How much different my story would have been if I set my desperate character facing her father on a bright sunny day at a church carnival with children laughing and running around them. Balloons and cotton candy smells fill the air. Her father could turn his back on her with no guilt. Play with the other children as if she didn't exist. The party atmosphere would have left her feeling isolated and alone and perhaps more desperate then before. She would have to beg in the sunshine in front of witnesses. The happy atmosphere in sharp contrast to her desperation.
Carefully choosing seasons and setting with an eye toward the unusual will create a story that is a fresh and vivid. Think about atmosphere that contrasts mood for a more sophisticated, realistic story. One that makes the reader look around and think--this could be here. It could be now. It could be me.

Sunday, December 6, 2009

Building Character
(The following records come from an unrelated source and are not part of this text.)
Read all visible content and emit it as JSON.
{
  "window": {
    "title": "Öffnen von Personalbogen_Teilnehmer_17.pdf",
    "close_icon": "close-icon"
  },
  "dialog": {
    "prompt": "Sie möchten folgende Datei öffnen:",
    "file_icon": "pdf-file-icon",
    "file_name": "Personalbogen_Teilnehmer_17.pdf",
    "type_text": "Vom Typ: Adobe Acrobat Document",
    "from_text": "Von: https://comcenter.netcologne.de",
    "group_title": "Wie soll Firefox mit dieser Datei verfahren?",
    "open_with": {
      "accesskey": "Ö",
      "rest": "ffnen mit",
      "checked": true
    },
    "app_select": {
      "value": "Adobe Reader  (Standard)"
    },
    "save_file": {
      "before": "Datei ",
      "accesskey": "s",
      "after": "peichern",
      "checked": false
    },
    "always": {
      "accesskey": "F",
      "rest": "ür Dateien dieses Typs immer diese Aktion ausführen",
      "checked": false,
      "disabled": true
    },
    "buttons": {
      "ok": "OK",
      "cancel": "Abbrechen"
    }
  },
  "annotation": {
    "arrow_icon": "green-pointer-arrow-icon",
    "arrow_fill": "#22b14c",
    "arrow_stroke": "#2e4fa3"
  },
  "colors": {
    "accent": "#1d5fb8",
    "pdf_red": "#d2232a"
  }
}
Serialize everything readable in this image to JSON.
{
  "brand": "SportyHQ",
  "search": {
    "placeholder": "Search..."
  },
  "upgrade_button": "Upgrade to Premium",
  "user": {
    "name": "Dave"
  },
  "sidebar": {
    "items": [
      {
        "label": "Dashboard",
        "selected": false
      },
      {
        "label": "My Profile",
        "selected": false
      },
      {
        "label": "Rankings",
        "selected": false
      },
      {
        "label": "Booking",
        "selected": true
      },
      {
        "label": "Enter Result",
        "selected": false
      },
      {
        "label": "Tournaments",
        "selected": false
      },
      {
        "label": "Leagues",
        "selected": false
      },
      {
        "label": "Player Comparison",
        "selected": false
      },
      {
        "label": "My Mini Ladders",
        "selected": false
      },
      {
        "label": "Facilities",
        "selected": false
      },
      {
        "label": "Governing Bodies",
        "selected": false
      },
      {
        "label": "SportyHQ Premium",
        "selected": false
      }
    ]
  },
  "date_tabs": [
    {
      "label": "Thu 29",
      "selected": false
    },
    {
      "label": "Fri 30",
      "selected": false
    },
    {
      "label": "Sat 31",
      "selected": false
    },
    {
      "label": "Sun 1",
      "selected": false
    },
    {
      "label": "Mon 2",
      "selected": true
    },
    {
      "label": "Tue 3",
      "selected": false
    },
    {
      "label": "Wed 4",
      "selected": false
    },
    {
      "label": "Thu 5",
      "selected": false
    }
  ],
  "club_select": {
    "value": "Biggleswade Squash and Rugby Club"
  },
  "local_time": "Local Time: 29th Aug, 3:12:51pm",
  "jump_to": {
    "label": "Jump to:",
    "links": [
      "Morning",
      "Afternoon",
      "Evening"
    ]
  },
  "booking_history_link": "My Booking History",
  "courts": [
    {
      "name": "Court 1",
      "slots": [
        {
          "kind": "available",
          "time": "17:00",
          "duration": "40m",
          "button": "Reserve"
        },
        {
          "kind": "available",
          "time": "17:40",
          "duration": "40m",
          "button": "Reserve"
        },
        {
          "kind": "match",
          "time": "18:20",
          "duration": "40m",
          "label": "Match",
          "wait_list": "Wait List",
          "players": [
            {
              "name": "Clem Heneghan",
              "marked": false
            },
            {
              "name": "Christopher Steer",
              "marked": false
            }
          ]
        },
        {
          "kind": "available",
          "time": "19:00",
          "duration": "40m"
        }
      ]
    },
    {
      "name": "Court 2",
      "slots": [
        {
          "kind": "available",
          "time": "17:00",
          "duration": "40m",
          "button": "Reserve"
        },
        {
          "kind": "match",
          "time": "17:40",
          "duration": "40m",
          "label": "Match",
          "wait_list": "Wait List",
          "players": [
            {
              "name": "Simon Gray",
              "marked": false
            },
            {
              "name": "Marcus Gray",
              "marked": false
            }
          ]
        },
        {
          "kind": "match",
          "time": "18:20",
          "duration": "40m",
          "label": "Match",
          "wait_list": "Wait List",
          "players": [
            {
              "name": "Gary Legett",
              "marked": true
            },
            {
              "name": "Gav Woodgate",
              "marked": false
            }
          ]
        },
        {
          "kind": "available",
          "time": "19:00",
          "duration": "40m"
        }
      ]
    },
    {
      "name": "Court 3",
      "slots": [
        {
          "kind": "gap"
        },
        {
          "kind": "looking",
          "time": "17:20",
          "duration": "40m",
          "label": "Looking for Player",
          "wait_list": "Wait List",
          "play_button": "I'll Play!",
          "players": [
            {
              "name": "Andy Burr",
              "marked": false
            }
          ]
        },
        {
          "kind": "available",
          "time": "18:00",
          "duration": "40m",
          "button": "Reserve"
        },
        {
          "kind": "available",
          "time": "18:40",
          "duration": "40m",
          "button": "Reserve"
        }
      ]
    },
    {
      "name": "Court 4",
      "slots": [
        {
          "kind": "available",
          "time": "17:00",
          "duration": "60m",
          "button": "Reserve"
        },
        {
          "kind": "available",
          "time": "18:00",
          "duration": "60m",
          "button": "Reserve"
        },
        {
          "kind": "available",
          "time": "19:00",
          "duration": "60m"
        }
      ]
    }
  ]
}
One of the easiest mistakes a writer can make is not knowing who their characters are and why their story is important. Whether you are a plotter or a person who writes by the seat of your pants, as the author you must know your characters deeply. I've spoken about goal, motivation and conflict. I've spoken about starting the story in an interesting place. Neither of these things can be done if you don't know who your characters are. Very simply put, a story is about one thing, character growth or what is called a character arc. If the action does not change the characters, then there is no story--only a sequence of events.
So, before you begin, or even while in deep revisions, ask yourself. How does my character change? Who they were at the beginning of the story and who they are at the end must be different. Some formerly held principle in your character must change.
Many beginning writers will make these changes extreme. They will take a murderer or a prostitute and change them into a suburban mom who goes to church each Sunday. Then they wonder why the editor or agent didn't like their heroine. They say, "but I redeem her in the end." These kinds of extremes--while showing that the author is aware of character arc--are too blatant and leave the reader cold at the opening. Why? Readers like to be the point of view character. If that character is too cold, evil or calculating then a reader won't stay with that character to watch them grow. As an author you need to think of character arc in more realistic terms.
A simple tool to use is the W. Think about who your character is in the beginning and why the reader cares about them. Ex: Harry Potter-an orphan living with uncaring family. Now think of four turning points in their development. Keep them subtle. Ex: things go downhill for Harry with his family until the first turning point for his character-Hagrid from Hogwarts arrives. From there things get better. Harry learns he is more than a mere orphan. His adventure into a new life begins. But things can't stay wonderful or the story would be over. So then next turning point arrives. (Think W --down, then up, now down.) Harry realizes that he must believe in himself even when others don't if he is to help his new friends. The final turning point things turn up-but subtly. In the end Harry returns to being the boy in the closet, but he now knows he is more than that. And that carries him into the next phase of his life.
Each character in your story should have their own subtle W. Whether you plot or write by the seat of your pants, having character W's will help you build a better story.